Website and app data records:
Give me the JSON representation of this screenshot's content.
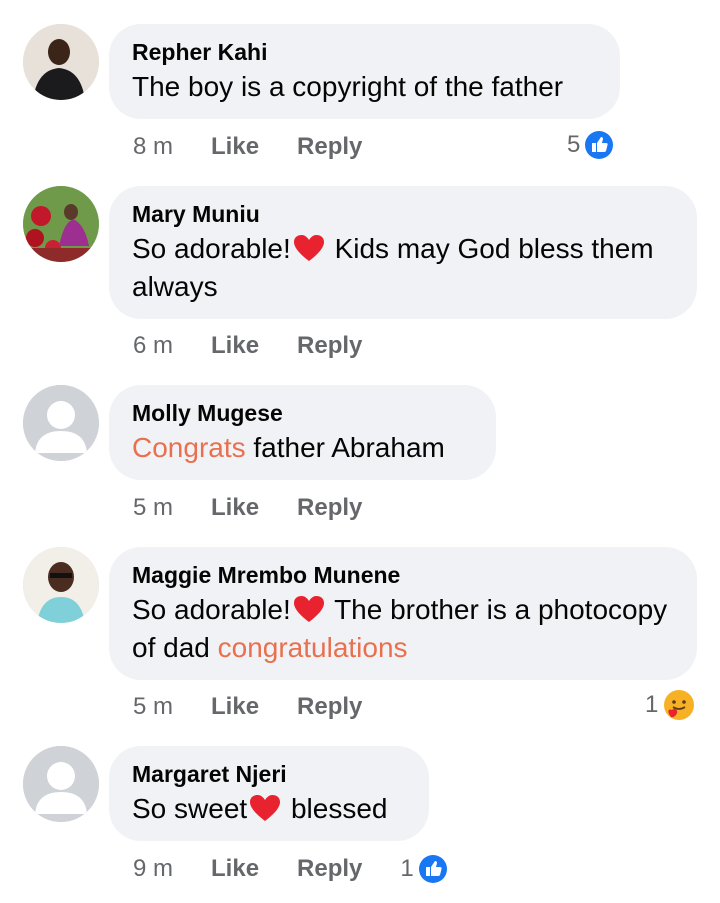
{
  "comments": [
    {
      "name": "Repher Kahi",
      "text": "The boy is a copyright of the father",
      "time": "8 m",
      "like_label": "Like",
      "reply_label": "Reply",
      "reaction_count": "5",
      "reaction_icon": "like-icon"
    },
    {
      "name": "Mary Muniu",
      "text_a": "So adorable!",
      "text_b": " Kids may God bless them always",
      "time": "6 m",
      "like_label": "Like",
      "reply_label": "Reply"
    },
    {
      "name": "Molly Mugese",
      "text_hl": "Congrats",
      "text_b": " father Abraham",
      "time": "5 m",
      "like_label": "Like",
      "reply_label": "Reply"
    },
    {
      "name": "Maggie Mrembo Munene",
      "text_a": "So adorable!",
      "text_b": " The brother is a photocopy of dad ",
      "text_hl": "congratulations",
      "time": "5 m",
      "like_label": "Like",
      "reply_label": "Reply",
      "reaction_count": "1",
      "reaction_icon": "care-icon"
    },
    {
      "name": "Margaret Njeri",
      "text_a": "So sweet",
      "text_b": " blessed",
      "time": "9 m",
      "like_label": "Like",
      "reply_label": "Reply",
      "reaction_count": "1",
      "reaction_icon": "like-icon"
    }
  ],
  "colors": {
    "bubble": "#f0f2f5",
    "highlight": "#e9704f",
    "meta": "#65676b",
    "like_blue": "#1877f2"
  }
}
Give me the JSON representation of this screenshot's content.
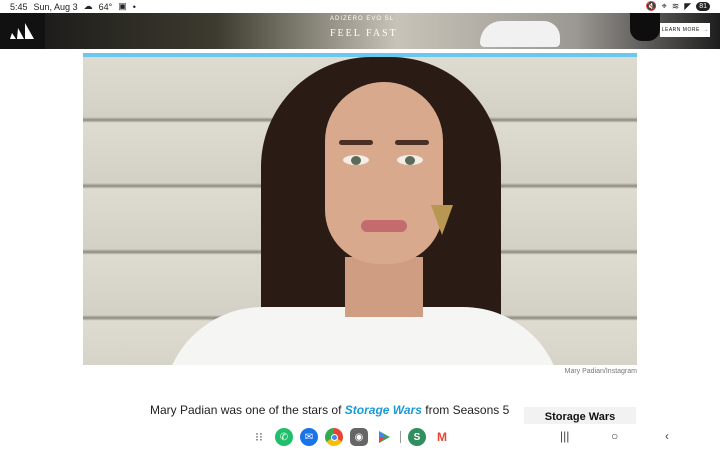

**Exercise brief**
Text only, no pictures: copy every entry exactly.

**Expected answer**
Give me the JSON representation of this screenshot's content.
{
  "comments": [
    {
      "name": "Repher Kahi",
      "text": "The boy is a copyright of the father",
      "time": "8 m",
      "like_label": "Like",
      "reply_label": "Reply",
      "reaction_count": "5",
      "reaction_icon": "like-icon"
    },
    {
      "name": "Mary Muniu",
      "text_a": "So adorable!",
      "text_b": " Kids may God bless them always",
      "time": "6 m",
      "like_label": "Like",
      "reply_label": "Reply"
    },
    {
      "name": "Molly Mugese",
      "text_hl": "Congrats",
      "text_b": " father Abraham",
      "time": "5 m",
      "like_label": "Like",
      "reply_label": "Reply"
    },
    {
      "name": "Maggie Mrembo Munene",
      "text_a": "So adorable!",
      "text_b": " The brother is a photocopy of dad ",
      "text_hl": "congratulations",
      "time": "5 m",
      "like_label": "Like",
      "reply_label": "Reply",
      "reaction_count": "1",
      "reaction_icon": "care-icon"
    },
    {
      "name": "Margaret Njeri",
      "text_a": "So sweet",
      "text_b": " blessed",
      "time": "9 m",
      "like_label": "Like",
      "reply_label": "Reply",
      "reaction_count": "1",
      "reaction_icon": "like-icon"
    }
  ],
  "colors": {
    "bubble": "#f0f2f5",
    "highlight": "#e9704f",
    "meta": "#65676b",
    "like_blue": "#1877f2"
  }
}
Give me the JSON representation of this screenshot's content.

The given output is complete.